What the task requires
Only the lines that hold "sudo" should be in the answer, each copied from the data below.

Information provided

=-=-=-=-=

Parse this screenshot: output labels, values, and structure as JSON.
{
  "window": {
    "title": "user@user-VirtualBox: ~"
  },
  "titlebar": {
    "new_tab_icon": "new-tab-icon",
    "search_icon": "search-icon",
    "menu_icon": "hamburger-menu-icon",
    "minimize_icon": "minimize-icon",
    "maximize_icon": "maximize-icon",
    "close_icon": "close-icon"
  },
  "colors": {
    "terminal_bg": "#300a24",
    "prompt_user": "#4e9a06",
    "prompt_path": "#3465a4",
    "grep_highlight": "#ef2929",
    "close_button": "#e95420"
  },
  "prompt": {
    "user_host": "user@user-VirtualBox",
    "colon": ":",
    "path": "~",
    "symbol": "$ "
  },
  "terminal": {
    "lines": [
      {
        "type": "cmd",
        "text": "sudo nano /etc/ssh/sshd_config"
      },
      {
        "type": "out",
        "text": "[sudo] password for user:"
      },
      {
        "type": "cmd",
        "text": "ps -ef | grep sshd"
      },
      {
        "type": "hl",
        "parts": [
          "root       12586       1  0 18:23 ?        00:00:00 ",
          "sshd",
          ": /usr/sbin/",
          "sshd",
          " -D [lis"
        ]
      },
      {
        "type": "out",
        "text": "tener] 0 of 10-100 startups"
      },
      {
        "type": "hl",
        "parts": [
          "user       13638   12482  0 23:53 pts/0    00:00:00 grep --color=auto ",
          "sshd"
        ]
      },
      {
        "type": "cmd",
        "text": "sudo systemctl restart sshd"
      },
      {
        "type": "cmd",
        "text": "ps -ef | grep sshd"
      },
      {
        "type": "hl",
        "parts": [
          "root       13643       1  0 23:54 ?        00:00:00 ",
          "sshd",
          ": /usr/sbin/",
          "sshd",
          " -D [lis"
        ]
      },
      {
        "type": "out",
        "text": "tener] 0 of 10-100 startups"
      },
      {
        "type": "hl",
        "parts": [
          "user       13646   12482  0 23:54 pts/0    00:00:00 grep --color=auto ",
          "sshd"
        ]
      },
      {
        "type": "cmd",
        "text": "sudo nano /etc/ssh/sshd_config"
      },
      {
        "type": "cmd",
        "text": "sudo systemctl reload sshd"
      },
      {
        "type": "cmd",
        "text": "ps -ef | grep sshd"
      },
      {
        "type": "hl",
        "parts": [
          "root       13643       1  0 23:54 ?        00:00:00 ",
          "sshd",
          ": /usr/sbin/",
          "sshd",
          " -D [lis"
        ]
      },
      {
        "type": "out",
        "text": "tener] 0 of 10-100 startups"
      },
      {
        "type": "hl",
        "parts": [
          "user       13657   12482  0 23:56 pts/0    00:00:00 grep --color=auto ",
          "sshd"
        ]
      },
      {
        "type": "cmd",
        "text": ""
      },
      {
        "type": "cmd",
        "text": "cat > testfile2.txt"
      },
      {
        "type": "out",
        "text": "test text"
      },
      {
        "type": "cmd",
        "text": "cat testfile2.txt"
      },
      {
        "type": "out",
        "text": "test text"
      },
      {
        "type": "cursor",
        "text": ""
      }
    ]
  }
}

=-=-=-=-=

Output of the task
        "text": "sudo nano /etc/ssh/sshd_config"
        "text": "[sudo] password for user:"
        "text": "sudo systemctl restart sshd"
        "text": "sudo nano /etc/ssh/sshd_config"
        "text": "sudo systemctl reload sshd"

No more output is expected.